Possible Reception: Most likely ignored by moviegoers everywhere. If the movie, however, was well advertised and well executed, it could get more attention, but probably not without some complaints about the miscast of the central character (namely that the central character wasn’t a pretty blonde or a popular Caucasian teen idol).
6.) Central Character in a Medieval European Fantasy
If Tom Cruise can be a samurai and Van Damme and Chuck Norris can beat the snot out of evil Asians using their own martial arts against them, why can’t an Asian guy wield a long sword, wear plate mail, and vanquish evil knights?
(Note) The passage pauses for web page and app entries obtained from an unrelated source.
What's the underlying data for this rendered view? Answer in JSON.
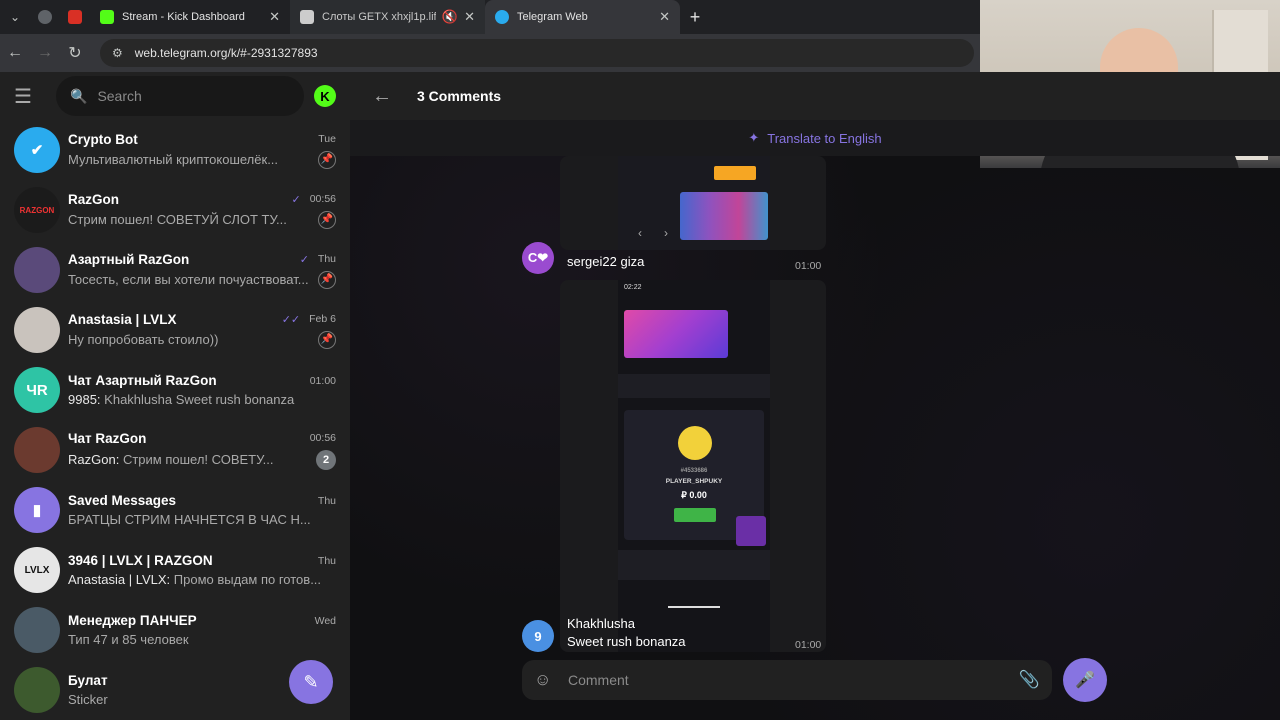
{
  "browser": {
    "tabs": [
      {
        "label": "Stream - Kick Dashboard",
        "favicon_color": "#53fc18"
      },
      {
        "label": "Слоты GETX xhxjl1p.life",
        "favicon_color": "#cccccc"
      },
      {
        "label": "Telegram Web",
        "favicon_color": "#2aabee"
      }
    ],
    "address": "web.telegram.org/k/#-2931327893"
  },
  "sidebar": {
    "search_placeholder": "Search",
    "chats": [
      {
        "name": "Crypto Bot",
        "time": "Tue",
        "message": "Мультивалютный криптокошелёк...",
        "avatar_color": "#2aabee",
        "avatar_text": "",
        "pinned": true
      },
      {
        "name": "RazGon",
        "time": "00:56",
        "message": "Стрим пошел! СОВЕТУЙ СЛОТ ТУ...",
        "avatar_color": "#1b1b1b",
        "avatar_text": "RAZGON",
        "pinned": true,
        "muted": true,
        "read": true
      },
      {
        "name": "Азартный RazGon",
        "time": "Thu",
        "message": "Тосесть, если вы хотели почуаствоват...",
        "avatar_color": "#5a4a7a",
        "avatar_text": "",
        "pinned": true,
        "read": true
      },
      {
        "name": "Anastasia | LVLX",
        "time": "Feb 6",
        "message": "Ну попробовать стоило))",
        "avatar_color": "#c9c3bd",
        "avatar_text": "",
        "pinned": true,
        "read": true
      },
      {
        "name": "Чат Азартный RazGon",
        "time": "01:00",
        "sender": "9985:",
        "message": "Khakhlusha Sweet rush bonanza",
        "avatar_color": "#2ec4a5",
        "avatar_text": "ЧR",
        "muted": true
      },
      {
        "name": "Чат RazGon",
        "time": "00:56",
        "sender": "RazGon:",
        "message": "Стрим пошел! СОВЕТУ...",
        "avatar_color": "#6b3a2f",
        "avatar_text": "",
        "badge": "2",
        "muted": true
      },
      {
        "name": "Saved Messages",
        "time": "Thu",
        "message": "БРАТЦЫ СТРИМ НАЧНЕТСЯ В ЧАС Н...",
        "avatar_color": "#8774e1",
        "avatar_text": "🔖"
      },
      {
        "name": "3946 | LVLX | RAZGON",
        "time": "Thu",
        "sender": "Anastasia | LVLX:",
        "message": "Промо выдам по готов...",
        "avatar_color": "#e6e6e6",
        "avatar_text": "LVLX"
      },
      {
        "name": "Менеджер ПАНЧЕР",
        "time": "Wed",
        "message": "Тип 47 и 85 человек",
        "avatar_color": "#4a5a66",
        "avatar_text": ""
      },
      {
        "name": "Булат",
        "time": "",
        "message": "Sticker",
        "avatar_color": "#3d5a2e",
        "avatar_text": ""
      }
    ]
  },
  "main": {
    "title": "3 Comments",
    "translate_label": "Translate to English",
    "messages": [
      {
        "author": "sergei22 giza",
        "time": "01:00",
        "avatar_text": "C❤",
        "avatar_color": "#9a4bd0"
      },
      {
        "author": "Khakhlusha",
        "text": "Sweet rush bonanza",
        "time": "01:00",
        "avatar_text": "9",
        "avatar_color": "#4a90e2"
      }
    ],
    "screenshot": {
      "player_name": "PLAYER_SHPUKY",
      "balance": "₽ 0.00",
      "player_id": "#4533686",
      "phone_time": "02:22"
    },
    "composer_placeholder": "Comment"
  }
}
Yes, the concept has to be way out there to get an Asian into a European medieval setting, but if any production company manages to pull this off with grace, my hat will go off to them.
Possible Reception: Depending on how big the budget and the effects are, some might go to see it out of sheer curiosity or eye-candy, but, for the most part, the reaction could easily degrade into the following consecutive pattern: shock, confusion, denial, and then blinding rage. Yes, this is partially my attempt to be funny, but the main failure and burden of this will probably lie more on the shoulders of stilted logic than on racial stereotyping.
7.) Central Character…Period
Well, this really isn’t anything that hasn’t been done or brought up, but this points to at least one of the major problems that Asian thespians face as a whole. In fact, it’s an issue that greatly affects all the other examples above. Besides the fact that there aren’t enough Asian American actors in the market, Asian performers are rarely cast as central characters in most TV shows and movies in general. This, of course, doesn’t include those movies or shows that have a strong martial arts element, such as the old “Vanishing Sun” series starring Russell Wong. Hopefully, this may change in time, but then again, “hopefully” is the magic word here.
As a movie and TV enthusiast, I always appreciate quality entertainment and actors who can truly deliver in their performance. As an Asian American, I always have the desire to see more Asians on the American screen displaying other dimensions of my community that not enough Americans get to generally see. Perhaps, several years down the road this could change, especially with all the various Asian talent budding here in the states (namely Korean actors and actresses). But overall, there’s always that grip of Asian stereotyping that still clutches strongly onto Hollywood to this very day.
Though I pretty much answered why certain non-Asian roles are hardly given to Asian actors at all, one thing I think is clear–if Asian actors are to break out of the stereotypical roles that are imposed upon them, change must happen gradually over time. There’s no question about it. Whether this change will be driven more by an increase of Asians in the acting business (building the supply) or through the increased infusion of novel ideas into the masses (spurring the demand), only time will tell. But if you’re reading this article and you happen to be in show business, above are some ideas to start with!